[Data excerpts]
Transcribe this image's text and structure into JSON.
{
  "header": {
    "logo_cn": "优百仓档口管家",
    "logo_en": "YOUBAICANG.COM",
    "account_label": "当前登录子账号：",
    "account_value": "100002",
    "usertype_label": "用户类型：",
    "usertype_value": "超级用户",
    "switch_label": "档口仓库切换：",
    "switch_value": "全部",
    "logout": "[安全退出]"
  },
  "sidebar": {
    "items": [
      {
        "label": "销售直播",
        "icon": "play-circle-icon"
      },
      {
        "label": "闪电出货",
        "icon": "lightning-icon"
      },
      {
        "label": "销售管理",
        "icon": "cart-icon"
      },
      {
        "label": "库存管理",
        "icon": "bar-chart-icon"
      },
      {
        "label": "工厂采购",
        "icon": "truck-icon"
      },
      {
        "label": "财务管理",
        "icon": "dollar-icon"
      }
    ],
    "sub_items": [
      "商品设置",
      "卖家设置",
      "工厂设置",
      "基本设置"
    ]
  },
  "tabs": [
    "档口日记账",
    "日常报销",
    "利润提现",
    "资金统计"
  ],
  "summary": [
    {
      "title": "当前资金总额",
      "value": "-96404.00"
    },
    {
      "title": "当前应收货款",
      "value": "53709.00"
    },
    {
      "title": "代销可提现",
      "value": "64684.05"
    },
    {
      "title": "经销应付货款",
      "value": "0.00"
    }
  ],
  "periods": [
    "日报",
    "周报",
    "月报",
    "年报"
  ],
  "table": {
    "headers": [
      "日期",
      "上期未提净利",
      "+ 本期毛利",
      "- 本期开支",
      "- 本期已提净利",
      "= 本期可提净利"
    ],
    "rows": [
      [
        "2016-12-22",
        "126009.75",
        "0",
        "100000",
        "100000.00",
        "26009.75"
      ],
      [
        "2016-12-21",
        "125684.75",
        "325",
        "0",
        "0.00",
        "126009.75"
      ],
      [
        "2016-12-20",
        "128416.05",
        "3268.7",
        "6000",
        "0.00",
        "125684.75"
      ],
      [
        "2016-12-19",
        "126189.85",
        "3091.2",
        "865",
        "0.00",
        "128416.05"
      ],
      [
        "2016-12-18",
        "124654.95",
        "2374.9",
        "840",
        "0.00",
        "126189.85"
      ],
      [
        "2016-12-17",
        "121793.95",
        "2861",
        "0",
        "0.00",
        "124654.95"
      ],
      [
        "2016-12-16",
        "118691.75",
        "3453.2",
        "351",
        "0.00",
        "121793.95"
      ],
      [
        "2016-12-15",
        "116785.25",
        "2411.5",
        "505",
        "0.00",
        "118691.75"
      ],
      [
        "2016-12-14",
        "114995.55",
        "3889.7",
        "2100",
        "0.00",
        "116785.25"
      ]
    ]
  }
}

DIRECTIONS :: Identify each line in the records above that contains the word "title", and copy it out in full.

REPLY ::
      "title": "当前资金总额",
      "title": "当前应收货款",
      "title": "代销可提现",
      "title": "经销应付货款",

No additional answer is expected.